Coronavirus: What's in the censored Florida Medical Examiners COVID-19 database?
EDITOR'S NOTE: We are providing information about the COVID-19 crisis that state leaders don’t want you to see. Normally, this is the kind of exclusive reporting we would limit to subscribers only. We chose instead to make this story more broadly accessible because of the importance of its content. But quality, fact-checked reporting isn’t free. Collecting and verifying news is a costly and time-consuming endeavor and perhaps has never mattered more than it does now. Please show your support for quality reporting like this by subscribing.
Below is the information the state of Florida does not want you to see.
The USA TODAY Network — Florida and other news sites have obtained the Medical Examiners Commission’s data of COVID-19 deaths as part of a public records request. The Florida Department of Health had blocked the commission from releasing the spreadsheet. When the state agreed to release it last week, state officials attempted to redact the narratives with details about each death and the cause of death. The DOH had said they were concerned about privacy. However, that information has always been public in Florida.
The USA TODAY Network — Florida, like other news outlets, was able to access the redacted or "blacked out" columns, and that’s part of what we’re making available now in this searchable database. The database does not include names, and we’ve removed the medical examiner case identification numbers.
It's important to note that this information is not standardized among Florida's 25 district medical examiners, so it will vary by case and county.
Before the DOH clamped down on releasing the full data, FLORIDA TODAY had obtained the first 601 COVID-19 deaths unredacted, which you can explore here.
This new database covers the 1,489 COVID-19 deaths across Florida as of 11 a.m. on May 6.
The data provide grim insight into the early failures of state officials and the medical system to contain and respond to the virus. FLORIDA TODAY's analysis of the initial 600 deaths found patients denied testing until their second or third hospital visit, deaths from untraceable cases, meaning contact tracing either didn't happen or fell apart immediately, and deadly clusters of infection at nursing homes and cruise ships.
The data provide key insights for leaders, policymakers and the public.
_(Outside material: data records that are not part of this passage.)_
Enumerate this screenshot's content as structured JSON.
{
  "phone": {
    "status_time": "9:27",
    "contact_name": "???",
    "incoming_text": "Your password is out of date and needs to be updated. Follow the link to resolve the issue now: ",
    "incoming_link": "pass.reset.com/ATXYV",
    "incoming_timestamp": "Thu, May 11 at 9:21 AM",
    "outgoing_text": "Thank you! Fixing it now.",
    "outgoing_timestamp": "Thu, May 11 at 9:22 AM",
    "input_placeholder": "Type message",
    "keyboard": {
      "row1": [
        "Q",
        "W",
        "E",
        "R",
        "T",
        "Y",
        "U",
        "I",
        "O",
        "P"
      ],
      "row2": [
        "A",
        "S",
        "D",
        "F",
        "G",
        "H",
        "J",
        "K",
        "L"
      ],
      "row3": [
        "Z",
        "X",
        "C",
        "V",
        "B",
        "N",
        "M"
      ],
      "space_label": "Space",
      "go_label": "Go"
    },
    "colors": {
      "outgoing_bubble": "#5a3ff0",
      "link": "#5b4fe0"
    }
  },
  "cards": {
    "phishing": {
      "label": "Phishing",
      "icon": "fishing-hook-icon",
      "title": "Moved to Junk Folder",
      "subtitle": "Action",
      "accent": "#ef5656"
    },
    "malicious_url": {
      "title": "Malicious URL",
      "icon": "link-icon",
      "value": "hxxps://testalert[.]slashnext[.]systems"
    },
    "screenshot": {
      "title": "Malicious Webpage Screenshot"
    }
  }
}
You can search by county, race and age group. You can also see if a nursing home or long-term care facility was involved in the case.
This report was made possible by the work of Laura L. Davis from USA Today Network Regional Investigations, Abigail Brashear of the Daytona Beach News-Journal, Jim Waymer and Alessandro Marazzi Sassoon of FLORIDA TODAY and Mike Stucka of the USA Today data team.